A pyrolysis plant on something like the scale of Grangemouth would clearly not produce as much energy as the CHP plant, but would have the potential to store more carbon.
“You get less energy out, but you also have stored carbon which has other impacts or benefits, I suppose you could say for economic activity in Scotland – so agriculture, horticulture, even animal husbandry.” Sohil said an important aspect of the demonstration centre would be the ability to produce renewable heat, however, he said not all applications of the technology would be used for that.
In water treatment, for example, where sludge would be removed and dried for reuse elsewhere, the energy produced would be reused to power the treatment process and would not leave enough to export to homes.
The Government’s decision on the Grangemouth CHP has brought a higher profile to the issue of biomass once again and Sohil said: “We’re talking about biochar systems that might look quite different from Grangemouth and almost certainly will use different feedstock, but it’s all about coming up with viable useful productive end uses for this quite diverse material.” A Scottish Government spokesperson said: “The Scottish Government has met with researchers from the UK Biochar Centre recently. Use of quality controlled biochar could potentially provide a useful way of sequestering carbon in soils and may have additional benefits such as improved soil fertility.
“However, the benefits, as well as the longterm sustainability of the biochar use, need to be validated under field conditions.”
The industry for the moment is keeping an eye on the research into biochar, but Wilson at Forth Energy said that presently, the technology is still at an early stage.
However, Biofuelwatch says it does not consider the biochar process to be suitable for energy production, saying that no such system exists commercially worldwide and “there appear to be significant technical hurdles to be overcome with modern pyrolysis.”
Ernsting added: “If modern pyrolysis systems could be made to work reliably in future, there would always be a pay-off between energy generation and biochar production.
“The more biomass carbon was retained as char, the less energy would be produced and vice versa.
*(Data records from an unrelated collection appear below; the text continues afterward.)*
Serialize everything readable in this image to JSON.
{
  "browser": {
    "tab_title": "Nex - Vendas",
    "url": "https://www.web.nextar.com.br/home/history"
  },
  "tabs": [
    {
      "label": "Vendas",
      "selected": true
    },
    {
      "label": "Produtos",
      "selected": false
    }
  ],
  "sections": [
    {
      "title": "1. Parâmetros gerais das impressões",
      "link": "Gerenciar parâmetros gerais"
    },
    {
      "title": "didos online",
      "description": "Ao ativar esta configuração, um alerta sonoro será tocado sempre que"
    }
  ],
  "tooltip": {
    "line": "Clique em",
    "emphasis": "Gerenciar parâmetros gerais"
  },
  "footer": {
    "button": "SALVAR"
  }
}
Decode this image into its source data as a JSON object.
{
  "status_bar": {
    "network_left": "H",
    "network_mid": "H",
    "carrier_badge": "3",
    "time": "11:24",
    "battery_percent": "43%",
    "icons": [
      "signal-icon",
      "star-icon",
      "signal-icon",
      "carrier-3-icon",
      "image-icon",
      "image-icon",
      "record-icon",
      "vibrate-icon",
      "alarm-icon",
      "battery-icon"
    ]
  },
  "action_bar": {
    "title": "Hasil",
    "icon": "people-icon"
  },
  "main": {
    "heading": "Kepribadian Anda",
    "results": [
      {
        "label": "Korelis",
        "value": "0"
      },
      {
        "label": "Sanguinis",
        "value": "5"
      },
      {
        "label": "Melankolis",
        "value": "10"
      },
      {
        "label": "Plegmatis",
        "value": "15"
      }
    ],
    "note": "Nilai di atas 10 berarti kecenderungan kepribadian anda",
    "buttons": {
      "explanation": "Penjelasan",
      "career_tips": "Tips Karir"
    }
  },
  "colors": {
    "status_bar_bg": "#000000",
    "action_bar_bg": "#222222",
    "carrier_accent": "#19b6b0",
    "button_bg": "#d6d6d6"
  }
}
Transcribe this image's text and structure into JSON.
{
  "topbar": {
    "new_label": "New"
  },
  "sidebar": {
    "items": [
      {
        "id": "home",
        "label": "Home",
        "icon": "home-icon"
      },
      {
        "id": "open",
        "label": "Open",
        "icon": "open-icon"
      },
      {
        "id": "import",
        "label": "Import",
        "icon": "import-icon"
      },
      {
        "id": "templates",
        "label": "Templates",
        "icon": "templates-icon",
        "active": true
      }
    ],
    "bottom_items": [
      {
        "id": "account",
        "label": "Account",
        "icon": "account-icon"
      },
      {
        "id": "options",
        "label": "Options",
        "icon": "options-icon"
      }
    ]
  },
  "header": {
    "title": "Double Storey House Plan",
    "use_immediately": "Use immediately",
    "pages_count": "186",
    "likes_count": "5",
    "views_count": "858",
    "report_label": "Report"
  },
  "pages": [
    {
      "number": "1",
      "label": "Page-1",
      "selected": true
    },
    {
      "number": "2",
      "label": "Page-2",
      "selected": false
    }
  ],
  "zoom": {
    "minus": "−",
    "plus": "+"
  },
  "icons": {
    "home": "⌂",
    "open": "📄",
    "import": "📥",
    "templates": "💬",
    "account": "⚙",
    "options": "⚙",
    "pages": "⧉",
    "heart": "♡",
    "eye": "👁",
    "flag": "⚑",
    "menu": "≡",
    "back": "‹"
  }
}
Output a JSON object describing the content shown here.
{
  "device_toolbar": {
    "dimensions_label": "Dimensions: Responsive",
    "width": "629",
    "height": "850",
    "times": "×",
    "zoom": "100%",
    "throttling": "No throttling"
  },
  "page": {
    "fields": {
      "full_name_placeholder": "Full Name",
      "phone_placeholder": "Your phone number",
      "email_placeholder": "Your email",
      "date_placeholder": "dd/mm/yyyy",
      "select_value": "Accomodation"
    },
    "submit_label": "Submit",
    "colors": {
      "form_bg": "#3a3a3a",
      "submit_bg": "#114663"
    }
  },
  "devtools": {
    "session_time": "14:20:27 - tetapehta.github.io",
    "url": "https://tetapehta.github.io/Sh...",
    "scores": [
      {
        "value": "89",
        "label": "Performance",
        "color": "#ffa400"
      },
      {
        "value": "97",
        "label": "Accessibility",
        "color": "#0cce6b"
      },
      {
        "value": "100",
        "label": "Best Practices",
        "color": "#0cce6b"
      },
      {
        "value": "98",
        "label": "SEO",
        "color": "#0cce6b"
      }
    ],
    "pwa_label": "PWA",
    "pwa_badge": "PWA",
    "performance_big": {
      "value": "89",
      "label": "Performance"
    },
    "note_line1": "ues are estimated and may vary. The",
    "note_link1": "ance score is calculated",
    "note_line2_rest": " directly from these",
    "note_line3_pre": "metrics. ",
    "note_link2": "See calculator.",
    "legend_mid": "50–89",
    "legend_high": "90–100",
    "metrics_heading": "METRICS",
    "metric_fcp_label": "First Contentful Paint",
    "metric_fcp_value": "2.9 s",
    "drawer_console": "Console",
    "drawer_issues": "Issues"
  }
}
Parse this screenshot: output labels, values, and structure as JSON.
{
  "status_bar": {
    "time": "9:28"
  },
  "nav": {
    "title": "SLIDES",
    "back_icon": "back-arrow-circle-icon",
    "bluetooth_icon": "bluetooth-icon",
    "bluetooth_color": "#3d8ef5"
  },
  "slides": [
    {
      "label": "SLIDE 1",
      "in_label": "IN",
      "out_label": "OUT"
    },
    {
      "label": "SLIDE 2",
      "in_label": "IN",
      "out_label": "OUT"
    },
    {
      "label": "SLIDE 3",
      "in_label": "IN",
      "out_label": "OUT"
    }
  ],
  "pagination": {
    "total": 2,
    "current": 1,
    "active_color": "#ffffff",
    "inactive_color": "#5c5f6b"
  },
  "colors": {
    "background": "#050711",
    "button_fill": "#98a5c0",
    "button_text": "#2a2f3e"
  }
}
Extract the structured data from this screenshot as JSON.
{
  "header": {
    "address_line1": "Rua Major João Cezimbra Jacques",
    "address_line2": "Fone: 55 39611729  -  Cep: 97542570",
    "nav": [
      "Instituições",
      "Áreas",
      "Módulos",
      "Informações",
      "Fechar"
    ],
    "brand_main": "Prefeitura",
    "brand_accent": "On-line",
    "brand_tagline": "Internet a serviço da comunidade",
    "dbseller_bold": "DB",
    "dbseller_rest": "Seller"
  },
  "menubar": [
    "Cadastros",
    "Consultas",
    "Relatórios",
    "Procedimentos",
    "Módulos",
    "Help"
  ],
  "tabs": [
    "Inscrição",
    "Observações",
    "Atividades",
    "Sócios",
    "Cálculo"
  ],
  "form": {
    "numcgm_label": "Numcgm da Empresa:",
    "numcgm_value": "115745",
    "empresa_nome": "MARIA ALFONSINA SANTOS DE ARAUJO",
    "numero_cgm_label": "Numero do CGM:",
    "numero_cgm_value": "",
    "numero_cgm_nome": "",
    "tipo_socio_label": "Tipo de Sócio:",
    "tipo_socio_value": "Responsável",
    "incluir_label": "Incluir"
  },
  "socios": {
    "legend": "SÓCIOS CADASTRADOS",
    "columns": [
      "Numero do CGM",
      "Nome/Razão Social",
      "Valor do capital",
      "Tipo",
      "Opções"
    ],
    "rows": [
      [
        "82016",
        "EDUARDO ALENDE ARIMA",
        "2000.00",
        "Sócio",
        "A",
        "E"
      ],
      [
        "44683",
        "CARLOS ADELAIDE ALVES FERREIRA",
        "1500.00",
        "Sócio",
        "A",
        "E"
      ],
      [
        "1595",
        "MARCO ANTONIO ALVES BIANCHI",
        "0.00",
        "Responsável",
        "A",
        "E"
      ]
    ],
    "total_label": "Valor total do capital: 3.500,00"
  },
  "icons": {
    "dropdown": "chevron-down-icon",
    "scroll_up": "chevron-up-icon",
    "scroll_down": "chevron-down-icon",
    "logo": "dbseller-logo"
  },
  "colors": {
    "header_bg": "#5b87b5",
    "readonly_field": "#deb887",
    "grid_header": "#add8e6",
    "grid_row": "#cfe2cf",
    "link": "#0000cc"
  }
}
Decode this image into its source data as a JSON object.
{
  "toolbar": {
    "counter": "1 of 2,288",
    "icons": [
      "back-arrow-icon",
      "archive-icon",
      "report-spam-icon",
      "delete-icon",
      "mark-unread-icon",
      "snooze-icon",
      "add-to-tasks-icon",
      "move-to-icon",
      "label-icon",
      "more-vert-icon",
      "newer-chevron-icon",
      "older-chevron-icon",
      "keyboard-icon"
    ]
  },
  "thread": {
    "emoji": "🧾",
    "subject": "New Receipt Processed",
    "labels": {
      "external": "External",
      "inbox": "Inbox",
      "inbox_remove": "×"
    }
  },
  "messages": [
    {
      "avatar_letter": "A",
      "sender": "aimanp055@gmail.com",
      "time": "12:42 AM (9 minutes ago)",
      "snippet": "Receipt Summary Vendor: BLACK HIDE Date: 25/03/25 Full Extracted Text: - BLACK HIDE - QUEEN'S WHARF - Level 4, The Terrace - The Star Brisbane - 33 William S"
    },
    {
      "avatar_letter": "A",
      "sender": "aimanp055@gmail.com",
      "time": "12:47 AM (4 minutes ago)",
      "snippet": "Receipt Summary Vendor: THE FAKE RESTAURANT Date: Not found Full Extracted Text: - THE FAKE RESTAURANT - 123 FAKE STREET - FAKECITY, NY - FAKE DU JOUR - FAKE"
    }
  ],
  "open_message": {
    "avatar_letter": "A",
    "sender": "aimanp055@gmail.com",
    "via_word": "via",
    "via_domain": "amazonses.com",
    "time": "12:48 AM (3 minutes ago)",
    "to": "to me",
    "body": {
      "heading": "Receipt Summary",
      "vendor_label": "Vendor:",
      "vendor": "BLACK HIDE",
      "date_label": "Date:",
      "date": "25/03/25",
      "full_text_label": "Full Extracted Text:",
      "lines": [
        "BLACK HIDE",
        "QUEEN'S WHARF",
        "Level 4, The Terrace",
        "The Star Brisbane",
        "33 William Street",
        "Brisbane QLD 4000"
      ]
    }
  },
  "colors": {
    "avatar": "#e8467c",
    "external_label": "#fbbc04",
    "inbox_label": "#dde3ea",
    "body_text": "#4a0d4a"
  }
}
Producing biochar thus can’t play any role in energy generation – except by potentially limiting bioenergy generated from pyrolysis.”